Please turn your hymnals to number 124 (Second Tune) and join with the clarinets in “Creator Spirit”.
Number: 124 (Second Tune)
First Line: Creator Spirit
Meter: 8 8, 8 8, 8 8.
Tempo: With dignity
Music: John Bacchus Dykes, 1823-76
Text: John Dryden, 1631-1700
Based on Veni, Creator Spiritus
Clarinet Arrangement: 124b-CreatorSpirit
I’m not a huge fan of Dykes’ tunes, but MELITA is pretty good, at least in a triumphant, Anglican, kind of way.
The setting here is by John B. Dykes (PHH 147), originally composed as a setting for William Whiting’s “Eternal Father, Strong to Save.” Published in Hymns Ancient and Modern (1861) with that text, MELITA is often referred to as the “navy hymn.” The tune is named after the island of Malta where Paul was shipwrecked.
A fine tune, MELITA is marked by good use of melodic sequences and a harmony that features several dominant sevenths (both are Dykes’s trademarks). Sing in harmony; because the lines flow into each other in almost breathless fashion, use a stately tempo.
Some more details regarding Bacchus Dykes from wikipedia:

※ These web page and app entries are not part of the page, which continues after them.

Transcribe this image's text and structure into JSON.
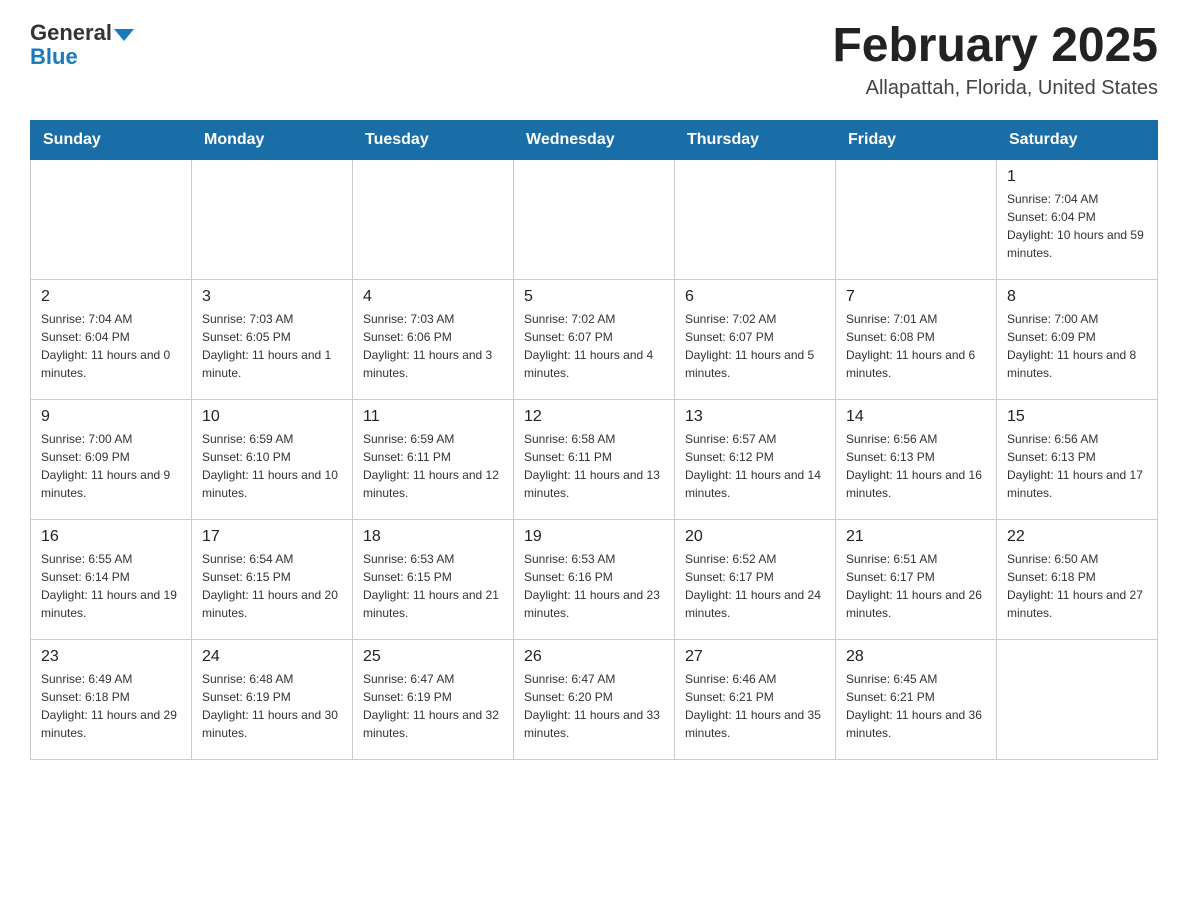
{
  "header": {
    "logo_general": "General",
    "logo_blue": "Blue",
    "title": "February 2025",
    "subtitle": "Allapattah, Florida, United States"
  },
  "days_of_week": [
    "Sunday",
    "Monday",
    "Tuesday",
    "Wednesday",
    "Thursday",
    "Friday",
    "Saturday"
  ],
  "weeks": [
    [
      {
        "day": "",
        "sunrise": "",
        "sunset": "",
        "daylight": ""
      },
      {
        "day": "",
        "sunrise": "",
        "sunset": "",
        "daylight": ""
      },
      {
        "day": "",
        "sunrise": "",
        "sunset": "",
        "daylight": ""
      },
      {
        "day": "",
        "sunrise": "",
        "sunset": "",
        "daylight": ""
      },
      {
        "day": "",
        "sunrise": "",
        "sunset": "",
        "daylight": ""
      },
      {
        "day": "",
        "sunrise": "",
        "sunset": "",
        "daylight": ""
      },
      {
        "day": "1",
        "sunrise": "Sunrise: 7:04 AM",
        "sunset": "Sunset: 6:04 PM",
        "daylight": "Daylight: 10 hours and 59 minutes."
      }
    ],
    [
      {
        "day": "2",
        "sunrise": "Sunrise: 7:04 AM",
        "sunset": "Sunset: 6:04 PM",
        "daylight": "Daylight: 11 hours and 0 minutes."
      },
      {
        "day": "3",
        "sunrise": "Sunrise: 7:03 AM",
        "sunset": "Sunset: 6:05 PM",
        "daylight": "Daylight: 11 hours and 1 minute."
      },
      {
        "day": "4",
        "sunrise": "Sunrise: 7:03 AM",
        "sunset": "Sunset: 6:06 PM",
        "daylight": "Daylight: 11 hours and 3 minutes."
      },
      {
        "day": "5",
        "sunrise": "Sunrise: 7:02 AM",
        "sunset": "Sunset: 6:07 PM",
        "daylight": "Daylight: 11 hours and 4 minutes."
      },
      {
        "day": "6",
        "sunrise": "Sunrise: 7:02 AM",
        "sunset": "Sunset: 6:07 PM",
        "daylight": "Daylight: 11 hours and 5 minutes."
      },
      {
        "day": "7",
        "sunrise": "Sunrise: 7:01 AM",
        "sunset": "Sunset: 6:08 PM",
        "daylight": "Daylight: 11 hours and 6 minutes."
      },
      {
        "day": "8",
        "sunrise": "Sunrise: 7:00 AM",
        "sunset": "Sunset: 6:09 PM",
        "daylight": "Daylight: 11 hours and 8 minutes."
      }
    ],
    [
      {
        "day": "9",
        "sunrise": "Sunrise: 7:00 AM",
        "sunset": "Sunset: 6:09 PM",
        "daylight": "Daylight: 11 hours and 9 minutes."
      },
      {
        "day": "10",
        "sunrise": "Sunrise: 6:59 AM",
        "sunset": "Sunset: 6:10 PM",
        "daylight": "Daylight: 11 hours and 10 minutes."
      },
      {
        "day": "11",
        "sunrise": "Sunrise: 6:59 AM",
        "sunset": "Sunset: 6:11 PM",
        "daylight": "Daylight: 11 hours and 12 minutes."
      },
      {
        "day": "12",
        "sunrise": "Sunrise: 6:58 AM",
        "sunset": "Sunset: 6:11 PM",
        "daylight": "Daylight: 11 hours and 13 minutes."
      },
      {
        "day": "13",
        "sunrise": "Sunrise: 6:57 AM",
        "sunset": "Sunset: 6:12 PM",
        "daylight": "Daylight: 11 hours and 14 minutes."
      },
      {
        "day": "14",
        "sunrise": "Sunrise: 6:56 AM",
        "sunset": "Sunset: 6:13 PM",
        "daylight": "Daylight: 11 hours and 16 minutes."
      },
      {
        "day": "15",
        "sunrise": "Sunrise: 6:56 AM",
        "sunset": "Sunset: 6:13 PM",
        "daylight": "Daylight: 11 hours and 17 minutes."
      }
    ],
    [
      {
        "day": "16",
        "sunrise": "Sunrise: 6:55 AM",
        "sunset": "Sunset: 6:14 PM",
        "daylight": "Daylight: 11 hours and 19 minutes."
      },
      {
        "day": "17",
        "sunrise": "Sunrise: 6:54 AM",
        "sunset": "Sunset: 6:15 PM",
        "daylight": "Daylight: 11 hours and 20 minutes."
      },
      {
        "day": "18",
        "sunrise": "Sunrise: 6:53 AM",
        "sunset": "Sunset: 6:15 PM",
        "daylight": "Daylight: 11 hours and 21 minutes."
      },
      {
        "day": "19",
        "sunrise": "Sunrise: 6:53 AM",
        "sunset": "Sunset: 6:16 PM",
        "daylight": "Daylight: 11 hours and 23 minutes."
      },
      {
        "day": "20",
        "sunrise": "Sunrise: 6:52 AM",
        "sunset": "Sunset: 6:17 PM",
        "daylight": "Daylight: 11 hours and 24 minutes."
      },
      {
        "day": "21",
        "sunrise": "Sunrise: 6:51 AM",
        "sunset": "Sunset: 6:17 PM",
        "daylight": "Daylight: 11 hours and 26 minutes."
      },
      {
        "day": "22",
        "sunrise": "Sunrise: 6:50 AM",
        "sunset": "Sunset: 6:18 PM",
        "daylight": "Daylight: 11 hours and 27 minutes."
      }
    ],
    [
      {
        "day": "23",
        "sunrise": "Sunrise: 6:49 AM",
        "sunset": "Sunset: 6:18 PM",
        "daylight": "Daylight: 11 hours and 29 minutes."
      },
      {
        "day": "24",
        "sunrise": "Sunrise: 6:48 AM",
        "sunset": "Sunset: 6:19 PM",
        "daylight": "Daylight: 11 hours and 30 minutes."
      },
      {
        "day": "25",
        "sunrise": "Sunrise: 6:47 AM",
        "sunset": "Sunset: 6:19 PM",
        "daylight": "Daylight: 11 hours and 32 minutes."
      },
      {
        "day": "26",
        "sunrise": "Sunrise: 6:47 AM",
        "sunset": "Sunset: 6:20 PM",
        "daylight": "Daylight: 11 hours and 33 minutes."
      },
      {
        "day": "27",
        "sunrise": "Sunrise: 6:46 AM",
        "sunset": "Sunset: 6:21 PM",
        "daylight": "Daylight: 11 hours and 35 minutes."
      },
      {
        "day": "28",
        "sunrise": "Sunrise: 6:45 AM",
        "sunset": "Sunset: 6:21 PM",
        "daylight": "Daylight: 11 hours and 36 minutes."
      },
      {
        "day": "",
        "sunrise": "",
        "sunset": "",
        "daylight": ""
      }
    ]
  ]
}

Dykes’s defeat [He was of the “Anglo-Catholic-Ritualist” persuasion and at the time Protestantism and “Anti-Papism” was on the rise in the UK. ed.] was followed by a gradual deterioration in his physical and mental health, necessitating absence (which was to prove permanent) from St. Oswald’s from March 1875. Rest and the bracing Swiss air proving unavailing, Dykes eventually went to recover on the south coast of England where, on 22 January 1876, he died aged 52. However, Fowler’s assertion  that he died at St. Leonard’s on Sea is false: he died in the asylum at Ticehurst, some 18 miles distant. More significantly, his assertion that Dykes’s ill-health was a consequence of overwork, exacerbated by his clash with Bishop Baring, has recently been questioned; one scholar suggests that the medical evidence points to his having succumbed to tertiary syphilis, and speculates that Dykes may have contracted the disease during his undergraduate years. He is buried in the ‘overflow’ churchyard of St. Oswald’s, a piece of land for whose acquisition and consecration he had been responsible a few years earlier. Touchingly, he shares a grave with his youngest daughter, Mabel, who died, aged 10, of scarlet fever in 1870. Dykes’s grave is now the only marked grave in what, in recent years, has been transformed into a children’s playground.